MotorCities is the recipient of a grant from the Federal Highway Administration, Department of Transportation through the Michigan Department of Transportation and the Michigan Department of History, Arts and Libraries. The grant is for the creation of a Wayside Exhibit program in the MotorCities region.
Over the course of three years (2008-2010), the Wayside Exhibit program will create a comprehensive system of approximately 300 outdoor signs in communities throughout central and southeastern Michigan. Each sign will commemorate Michigan's automotive heritage and will increase public awareness of this on a community and regional level.
Signs have been installed in Ypsilanti, Flint, Lansing and Middle Rouge.
For an interactive map and more details goto the Motorcities.org website.
MotorCities National Heritage Area is an affiliate of the National Park Service dedicated to preserving, interpreting and promoting the automotive and labor heritage of the State of Michigan.
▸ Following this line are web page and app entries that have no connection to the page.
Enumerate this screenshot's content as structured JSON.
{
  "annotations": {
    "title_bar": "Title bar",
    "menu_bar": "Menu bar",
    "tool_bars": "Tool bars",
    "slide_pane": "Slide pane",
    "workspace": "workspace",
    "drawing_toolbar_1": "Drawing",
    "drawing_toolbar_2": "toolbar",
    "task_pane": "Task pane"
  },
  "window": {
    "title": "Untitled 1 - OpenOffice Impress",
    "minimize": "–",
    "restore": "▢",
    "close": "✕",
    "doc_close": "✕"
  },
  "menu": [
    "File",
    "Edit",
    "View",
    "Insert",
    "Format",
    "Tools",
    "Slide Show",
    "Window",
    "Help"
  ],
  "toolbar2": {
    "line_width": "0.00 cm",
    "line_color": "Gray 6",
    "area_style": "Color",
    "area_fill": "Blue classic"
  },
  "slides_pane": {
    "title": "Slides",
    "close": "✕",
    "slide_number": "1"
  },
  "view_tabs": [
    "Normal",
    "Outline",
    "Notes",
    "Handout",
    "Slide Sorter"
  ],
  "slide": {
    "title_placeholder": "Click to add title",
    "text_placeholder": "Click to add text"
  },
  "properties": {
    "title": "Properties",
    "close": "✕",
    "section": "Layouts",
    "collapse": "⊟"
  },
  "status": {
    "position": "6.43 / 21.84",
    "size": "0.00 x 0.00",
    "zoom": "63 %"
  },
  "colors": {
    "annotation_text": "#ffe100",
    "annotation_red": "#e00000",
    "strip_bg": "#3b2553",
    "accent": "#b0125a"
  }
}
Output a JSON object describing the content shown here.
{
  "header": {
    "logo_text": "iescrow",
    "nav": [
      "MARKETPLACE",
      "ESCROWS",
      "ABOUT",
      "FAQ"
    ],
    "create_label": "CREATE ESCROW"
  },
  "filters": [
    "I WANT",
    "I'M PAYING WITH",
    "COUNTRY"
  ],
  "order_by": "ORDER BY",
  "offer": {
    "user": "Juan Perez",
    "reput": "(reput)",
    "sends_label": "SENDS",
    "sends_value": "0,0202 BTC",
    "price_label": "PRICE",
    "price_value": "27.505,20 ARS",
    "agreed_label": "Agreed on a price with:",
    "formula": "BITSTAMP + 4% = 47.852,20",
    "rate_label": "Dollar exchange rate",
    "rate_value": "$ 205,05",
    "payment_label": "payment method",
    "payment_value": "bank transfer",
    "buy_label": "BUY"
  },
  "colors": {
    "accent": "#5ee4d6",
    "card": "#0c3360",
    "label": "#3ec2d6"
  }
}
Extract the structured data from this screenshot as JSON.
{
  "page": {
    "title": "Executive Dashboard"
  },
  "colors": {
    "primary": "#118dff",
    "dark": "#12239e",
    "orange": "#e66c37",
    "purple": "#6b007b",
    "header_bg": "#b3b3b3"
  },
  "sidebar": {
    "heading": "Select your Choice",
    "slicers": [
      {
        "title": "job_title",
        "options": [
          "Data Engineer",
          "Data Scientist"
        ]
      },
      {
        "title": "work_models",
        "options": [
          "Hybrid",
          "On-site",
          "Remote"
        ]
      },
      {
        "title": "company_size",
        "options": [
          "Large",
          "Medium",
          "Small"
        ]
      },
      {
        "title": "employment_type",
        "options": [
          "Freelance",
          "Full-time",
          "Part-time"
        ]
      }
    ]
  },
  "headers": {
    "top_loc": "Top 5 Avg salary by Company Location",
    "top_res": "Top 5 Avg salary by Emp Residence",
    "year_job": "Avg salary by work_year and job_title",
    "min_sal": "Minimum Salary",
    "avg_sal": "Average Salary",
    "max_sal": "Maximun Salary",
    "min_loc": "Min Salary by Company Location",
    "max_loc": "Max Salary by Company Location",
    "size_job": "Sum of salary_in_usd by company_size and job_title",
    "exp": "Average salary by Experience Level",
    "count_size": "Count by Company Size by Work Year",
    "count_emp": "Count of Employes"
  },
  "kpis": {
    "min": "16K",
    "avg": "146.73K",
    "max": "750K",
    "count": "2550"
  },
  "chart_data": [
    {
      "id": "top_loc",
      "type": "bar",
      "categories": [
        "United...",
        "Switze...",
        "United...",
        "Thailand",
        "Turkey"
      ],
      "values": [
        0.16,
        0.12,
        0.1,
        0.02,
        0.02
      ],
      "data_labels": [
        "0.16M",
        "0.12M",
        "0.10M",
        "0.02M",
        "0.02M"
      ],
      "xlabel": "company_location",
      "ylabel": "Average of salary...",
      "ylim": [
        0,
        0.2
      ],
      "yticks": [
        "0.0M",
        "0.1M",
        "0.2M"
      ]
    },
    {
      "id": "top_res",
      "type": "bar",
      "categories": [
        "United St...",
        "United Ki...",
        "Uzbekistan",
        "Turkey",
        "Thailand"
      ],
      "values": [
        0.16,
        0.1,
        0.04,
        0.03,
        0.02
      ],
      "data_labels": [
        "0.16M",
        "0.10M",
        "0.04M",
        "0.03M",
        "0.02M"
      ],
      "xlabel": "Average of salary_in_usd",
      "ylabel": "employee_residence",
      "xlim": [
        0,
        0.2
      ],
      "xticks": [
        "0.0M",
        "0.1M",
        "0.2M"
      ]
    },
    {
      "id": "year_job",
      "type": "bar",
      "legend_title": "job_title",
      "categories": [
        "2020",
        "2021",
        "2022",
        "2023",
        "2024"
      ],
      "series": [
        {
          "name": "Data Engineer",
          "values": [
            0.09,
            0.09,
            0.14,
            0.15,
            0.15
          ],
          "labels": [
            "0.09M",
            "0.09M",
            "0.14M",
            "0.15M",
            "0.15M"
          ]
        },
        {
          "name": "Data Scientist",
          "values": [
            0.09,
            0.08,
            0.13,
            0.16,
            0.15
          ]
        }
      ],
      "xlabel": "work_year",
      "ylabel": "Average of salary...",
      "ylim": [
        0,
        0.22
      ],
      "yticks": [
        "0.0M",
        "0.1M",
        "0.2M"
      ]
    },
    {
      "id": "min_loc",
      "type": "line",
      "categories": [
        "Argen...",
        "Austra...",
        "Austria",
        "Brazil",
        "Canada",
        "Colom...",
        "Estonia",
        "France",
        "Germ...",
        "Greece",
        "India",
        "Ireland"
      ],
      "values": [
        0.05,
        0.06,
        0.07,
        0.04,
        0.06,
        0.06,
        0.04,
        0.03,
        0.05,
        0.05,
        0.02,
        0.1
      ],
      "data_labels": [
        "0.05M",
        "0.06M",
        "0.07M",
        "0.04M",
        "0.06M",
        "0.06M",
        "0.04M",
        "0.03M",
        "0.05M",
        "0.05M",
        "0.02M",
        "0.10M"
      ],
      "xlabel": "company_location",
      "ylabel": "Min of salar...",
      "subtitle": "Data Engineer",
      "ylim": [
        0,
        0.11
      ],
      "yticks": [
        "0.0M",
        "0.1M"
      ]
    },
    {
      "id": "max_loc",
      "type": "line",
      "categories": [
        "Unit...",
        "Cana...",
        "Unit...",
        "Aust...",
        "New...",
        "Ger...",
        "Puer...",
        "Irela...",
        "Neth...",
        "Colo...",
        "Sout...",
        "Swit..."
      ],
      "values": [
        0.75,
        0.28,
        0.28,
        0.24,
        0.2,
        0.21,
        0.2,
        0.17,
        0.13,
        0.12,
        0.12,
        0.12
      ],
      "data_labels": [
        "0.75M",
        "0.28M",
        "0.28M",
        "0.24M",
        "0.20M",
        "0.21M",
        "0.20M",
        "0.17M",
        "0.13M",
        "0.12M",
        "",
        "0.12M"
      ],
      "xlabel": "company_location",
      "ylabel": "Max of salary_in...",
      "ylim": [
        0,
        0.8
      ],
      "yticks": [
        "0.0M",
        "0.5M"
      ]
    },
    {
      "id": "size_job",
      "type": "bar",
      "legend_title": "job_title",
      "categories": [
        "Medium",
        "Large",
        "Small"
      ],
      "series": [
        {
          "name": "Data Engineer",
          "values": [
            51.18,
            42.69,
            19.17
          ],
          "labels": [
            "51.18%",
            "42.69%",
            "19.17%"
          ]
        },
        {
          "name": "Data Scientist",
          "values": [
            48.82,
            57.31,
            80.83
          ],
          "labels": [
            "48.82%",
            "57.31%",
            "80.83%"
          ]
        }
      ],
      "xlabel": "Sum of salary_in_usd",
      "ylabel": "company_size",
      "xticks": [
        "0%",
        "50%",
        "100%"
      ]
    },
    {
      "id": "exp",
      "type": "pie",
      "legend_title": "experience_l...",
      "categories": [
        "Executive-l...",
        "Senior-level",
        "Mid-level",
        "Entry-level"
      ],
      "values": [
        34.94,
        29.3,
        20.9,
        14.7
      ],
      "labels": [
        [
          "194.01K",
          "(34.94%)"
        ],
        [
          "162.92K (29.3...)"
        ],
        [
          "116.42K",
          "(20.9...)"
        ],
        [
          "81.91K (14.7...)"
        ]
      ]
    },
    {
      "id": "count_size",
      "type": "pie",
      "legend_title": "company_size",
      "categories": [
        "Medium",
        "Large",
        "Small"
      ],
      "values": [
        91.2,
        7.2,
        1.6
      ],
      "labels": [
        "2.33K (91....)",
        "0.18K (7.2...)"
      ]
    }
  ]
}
National Heritage Areas are places where natural, cultural, historic and scenic resources combine to form a cohesive, nationally important landscape arising from patterns of human activity shaped by geography. Find them online at http://www.motorcities.org/index.html.